Managers and coaches are often the most under-appreciated components of a football team.
If their side wins, it’s normally all about the players – but if they lose, the blame falls at the door of the manager’s office.
In the event of a club crisis, the boss is usually axed first. But if a trophy is won, they will rarely be seen at the centre of the celebration photos.
Without a strong coach, success is almost impossible and that’s why legacies are often made quickly by the best managers.
History has given us some legendary names – the likes of Sir Alex Ferguson and Johan Cruyff spring to mind.
- Five of Messi’s most memorable hat-tricks
- Lineker takes a dig at Paul Ince’s Solskjaer comments
- How PL clubs are doing compared to last season
While some of the current crop including Pep Guardiola, Jose Mourinho and Jurgen Klopp, will all be well celebrated once they retire too.

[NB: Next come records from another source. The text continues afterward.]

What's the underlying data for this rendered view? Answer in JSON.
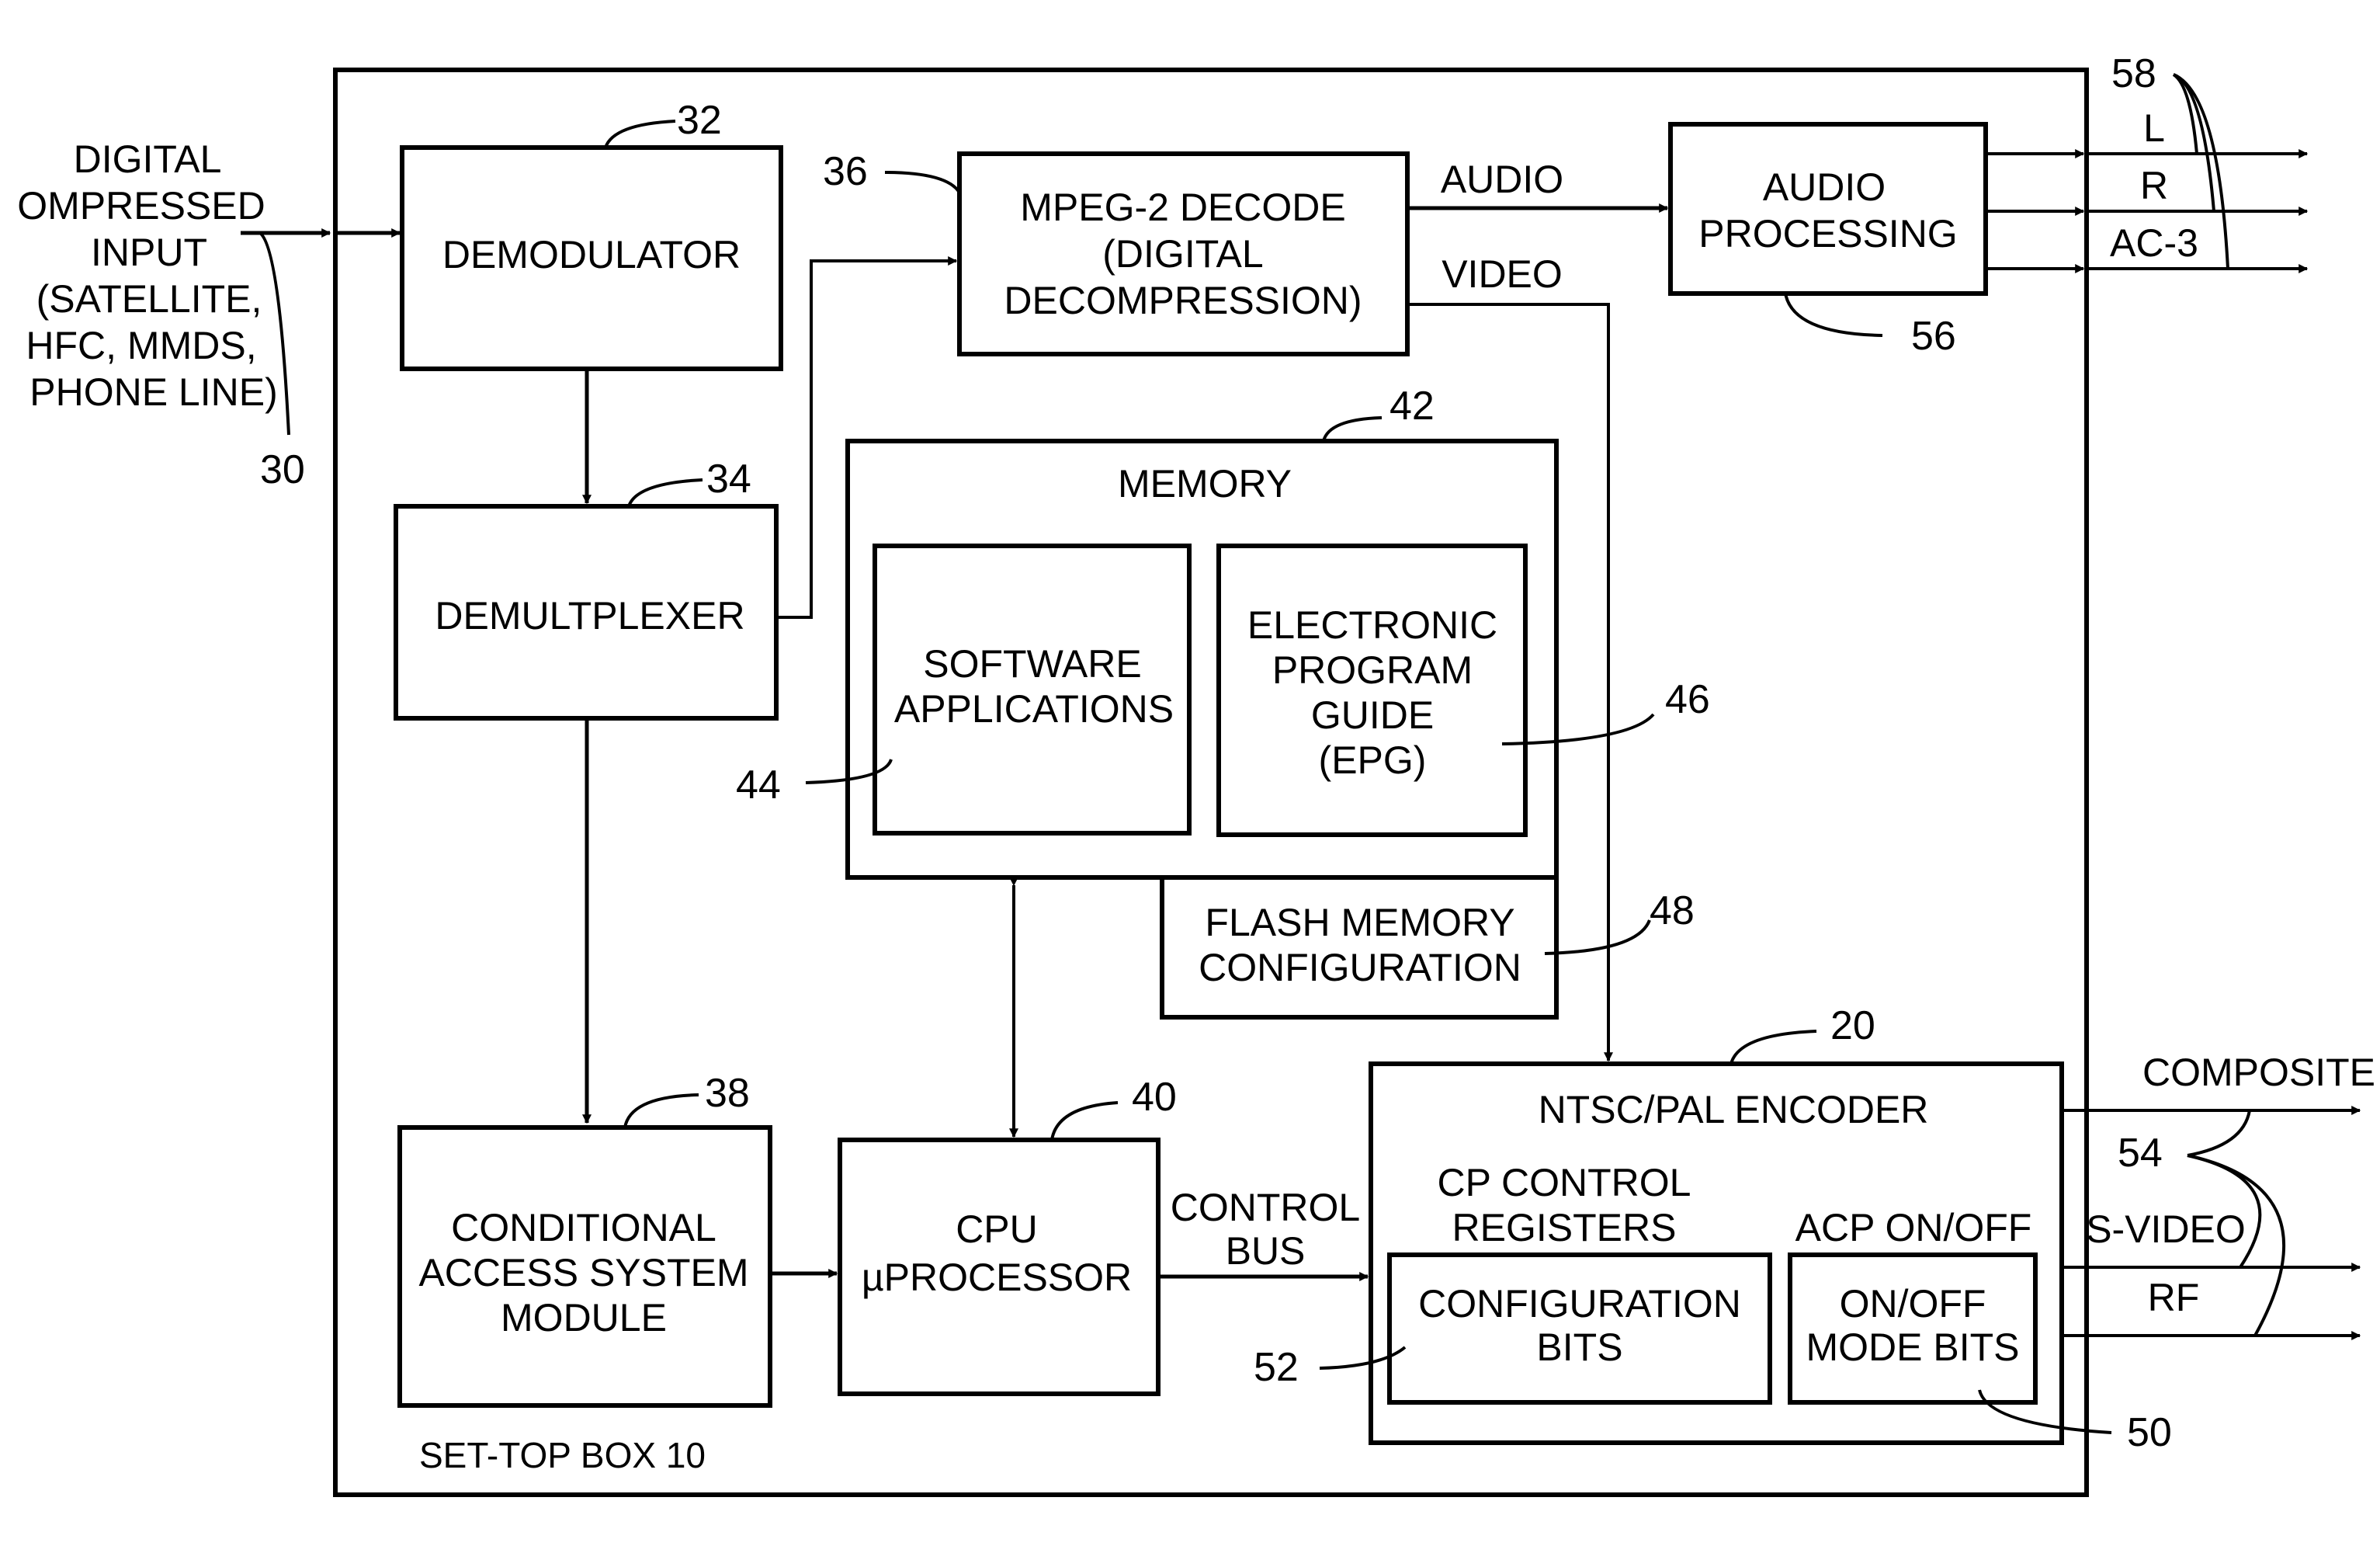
{
  "figure": {
    "title": "SET-TOP BOX 10",
    "input": {
      "lines": [
        "DIGITAL",
        "OMPRESSED",
        "INPUT",
        "(SATELLITE,",
        "HFC, MMDS,",
        "PHONE LINE)"
      ],
      "ref": "30"
    },
    "blocks": {
      "demodulator": {
        "lines": [
          "DEMODULATOR"
        ],
        "ref": "32"
      },
      "demultiplexer": {
        "lines": [
          "DEMULTPLEXER"
        ],
        "ref": "34"
      },
      "mpeg_decode": {
        "lines": [
          "MPEG-2 DECODE",
          "(DIGITAL",
          "DECOMPRESSION)"
        ],
        "ref": "36"
      },
      "conditional_access": {
        "lines": [
          "CONDITIONAL",
          "ACCESS SYSTEM",
          "MODULE"
        ],
        "ref": "38"
      },
      "cpu": {
        "lines": [
          "CPU",
          "µPROCESSOR"
        ],
        "ref": "40"
      },
      "memory": {
        "lines": [
          "MEMORY"
        ],
        "ref": "42"
      },
      "software_applications": {
        "lines": [
          "SOFTWARE",
          "APPLICATIONS"
        ],
        "ref": "44"
      },
      "epg": {
        "lines": [
          "ELECTRONIC",
          "PROGRAM",
          "GUIDE",
          "(EPG)"
        ],
        "ref": "46"
      },
      "flash_memory": {
        "lines": [
          "FLASH MEMORY",
          "CONFIGURATION"
        ],
        "ref": "48"
      },
      "encoder": {
        "lines": [
          "NTSC/PAL ENCODER"
        ],
        "ref": "20"
      },
      "cp_control_registers": {
        "lines": [
          "CP CONTROL",
          "REGISTERS"
        ]
      },
      "configuration_bits": {
        "lines": [
          "CONFIGURATION",
          "BITS"
        ],
        "ref": "52"
      },
      "acp_on_off": {
        "lines": [
          "ACP ON/OFF"
        ]
      },
      "on_off_mode_bits": {
        "lines": [
          "ON/OFF",
          "MODE BITS"
        ],
        "ref": "50"
      },
      "audio_processing": {
        "lines": [
          "AUDIO",
          "PROCESSING"
        ],
        "ref": "56"
      }
    },
    "signals": {
      "audio": "AUDIO",
      "video": "VIDEO",
      "control_bus": [
        "CONTROL",
        "BUS"
      ]
    },
    "audio_outputs": {
      "labels": [
        "L",
        "R",
        "AC-3"
      ],
      "ref": "58"
    },
    "video_outputs": {
      "labels": [
        "COMPOSITE",
        "S-VIDEO",
        "RF"
      ],
      "ref": "54"
    }
  }
}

Ahead of the international break, France Football have released a list of the 50 greatest managers of all-time – and all of the names above feature on it.
However none of them – not even Ferguson or Cruyff, have been named as the best in history.
Instead, the honour goes to the late Rinus Michels, a legendary Dutchman who’s managerial career spanned an impressive 32 years.
He took charge of teams across the world, starting in Europe with Ajax, where he spent the entirety of his playing career, before moving to Barcelona, FC Koln and the Los Angeles Aztecs.
Michels also took charge of the Netherlands national team multiple times. At club and international level, the only major honour that alluded him was the World Cup.
He’s certainly deserving of the top spot and fought off tough competition to be named the greatest manager of all time.
Sir Alex came in at number two, while Italian tactician Arrigo Sacchi is third, one place ahead of Cruyff.
Check out the full list below.
There are a number of other interesting things to see – Guardiola, who’s far from finished in the game, is already fifth, while Leeds United boss Marcelo Bielsa is number 48 on the list.
Not bad for a man who manages in England’s second division. It’s also strange to see Klopp as low as 27, but he’s got plenty of time to climb the list before stepping away from the game.
Do you agree with France Football’s list of the top 50 managers of all time? Have your say in the comments below.